Return every line of the records that includes the string "Change".

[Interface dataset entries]
******
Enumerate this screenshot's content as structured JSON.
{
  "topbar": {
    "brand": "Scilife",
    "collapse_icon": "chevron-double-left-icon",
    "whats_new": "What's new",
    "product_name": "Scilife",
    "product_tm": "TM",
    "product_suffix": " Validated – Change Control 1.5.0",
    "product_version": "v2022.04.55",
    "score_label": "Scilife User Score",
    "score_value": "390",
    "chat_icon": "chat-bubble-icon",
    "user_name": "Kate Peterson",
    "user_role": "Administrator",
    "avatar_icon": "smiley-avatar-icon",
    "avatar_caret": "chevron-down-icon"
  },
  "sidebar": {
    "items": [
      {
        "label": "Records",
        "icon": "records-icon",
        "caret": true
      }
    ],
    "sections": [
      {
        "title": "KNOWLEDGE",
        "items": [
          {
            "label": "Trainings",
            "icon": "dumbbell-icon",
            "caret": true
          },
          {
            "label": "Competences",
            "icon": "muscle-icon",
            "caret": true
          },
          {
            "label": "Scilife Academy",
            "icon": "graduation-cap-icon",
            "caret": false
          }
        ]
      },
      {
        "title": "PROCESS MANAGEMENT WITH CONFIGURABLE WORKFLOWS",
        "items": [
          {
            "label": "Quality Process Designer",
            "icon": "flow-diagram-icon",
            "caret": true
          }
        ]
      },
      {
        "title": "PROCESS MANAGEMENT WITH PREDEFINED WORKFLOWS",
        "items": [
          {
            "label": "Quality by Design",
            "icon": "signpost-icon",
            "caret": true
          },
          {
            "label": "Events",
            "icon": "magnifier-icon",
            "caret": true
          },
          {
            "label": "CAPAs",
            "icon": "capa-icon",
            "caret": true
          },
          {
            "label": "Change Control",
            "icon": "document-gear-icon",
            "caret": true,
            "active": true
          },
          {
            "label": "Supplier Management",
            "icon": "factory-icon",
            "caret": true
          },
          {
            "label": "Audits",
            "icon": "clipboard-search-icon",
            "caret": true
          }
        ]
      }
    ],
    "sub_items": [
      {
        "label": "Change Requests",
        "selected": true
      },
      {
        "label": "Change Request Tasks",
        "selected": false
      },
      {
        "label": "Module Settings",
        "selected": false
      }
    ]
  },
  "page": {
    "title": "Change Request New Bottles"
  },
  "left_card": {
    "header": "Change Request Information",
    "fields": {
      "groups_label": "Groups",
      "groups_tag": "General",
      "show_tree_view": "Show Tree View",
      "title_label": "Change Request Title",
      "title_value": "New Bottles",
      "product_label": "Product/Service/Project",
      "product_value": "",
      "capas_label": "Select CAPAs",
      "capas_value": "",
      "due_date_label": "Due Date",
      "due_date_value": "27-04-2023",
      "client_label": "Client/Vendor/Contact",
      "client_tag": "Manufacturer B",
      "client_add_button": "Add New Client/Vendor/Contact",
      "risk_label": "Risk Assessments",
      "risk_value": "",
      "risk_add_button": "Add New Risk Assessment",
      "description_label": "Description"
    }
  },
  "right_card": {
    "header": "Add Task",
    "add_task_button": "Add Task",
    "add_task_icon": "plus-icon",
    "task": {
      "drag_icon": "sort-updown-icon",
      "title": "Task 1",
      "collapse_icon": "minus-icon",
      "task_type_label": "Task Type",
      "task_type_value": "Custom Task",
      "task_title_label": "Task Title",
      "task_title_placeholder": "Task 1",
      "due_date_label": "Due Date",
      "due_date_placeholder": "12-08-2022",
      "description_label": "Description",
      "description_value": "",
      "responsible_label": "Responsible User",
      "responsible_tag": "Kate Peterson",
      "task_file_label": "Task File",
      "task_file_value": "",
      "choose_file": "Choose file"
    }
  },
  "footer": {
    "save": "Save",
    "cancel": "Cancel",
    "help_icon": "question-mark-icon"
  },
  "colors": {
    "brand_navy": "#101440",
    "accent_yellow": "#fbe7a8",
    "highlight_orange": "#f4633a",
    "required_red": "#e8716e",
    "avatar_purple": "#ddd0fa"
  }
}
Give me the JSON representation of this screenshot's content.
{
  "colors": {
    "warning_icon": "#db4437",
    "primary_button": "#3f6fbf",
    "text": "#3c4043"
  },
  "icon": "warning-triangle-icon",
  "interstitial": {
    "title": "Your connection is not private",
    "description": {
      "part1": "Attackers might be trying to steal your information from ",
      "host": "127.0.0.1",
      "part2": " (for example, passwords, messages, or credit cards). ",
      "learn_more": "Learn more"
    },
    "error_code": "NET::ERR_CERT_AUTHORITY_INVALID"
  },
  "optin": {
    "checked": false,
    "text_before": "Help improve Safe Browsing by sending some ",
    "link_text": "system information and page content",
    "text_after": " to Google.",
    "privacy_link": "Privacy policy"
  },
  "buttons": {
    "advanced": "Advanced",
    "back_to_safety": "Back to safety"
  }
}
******
* Written response *
    "product_suffix": " Validated – Change Control 1.5.0",
            "label": "Change Control",
        "label": "Change Requests",
        "label": "Change Request Tasks",
    "title": "Change Request New Bottles"
    "header": "Change Request Information",
      "title_label": "Change Request Title",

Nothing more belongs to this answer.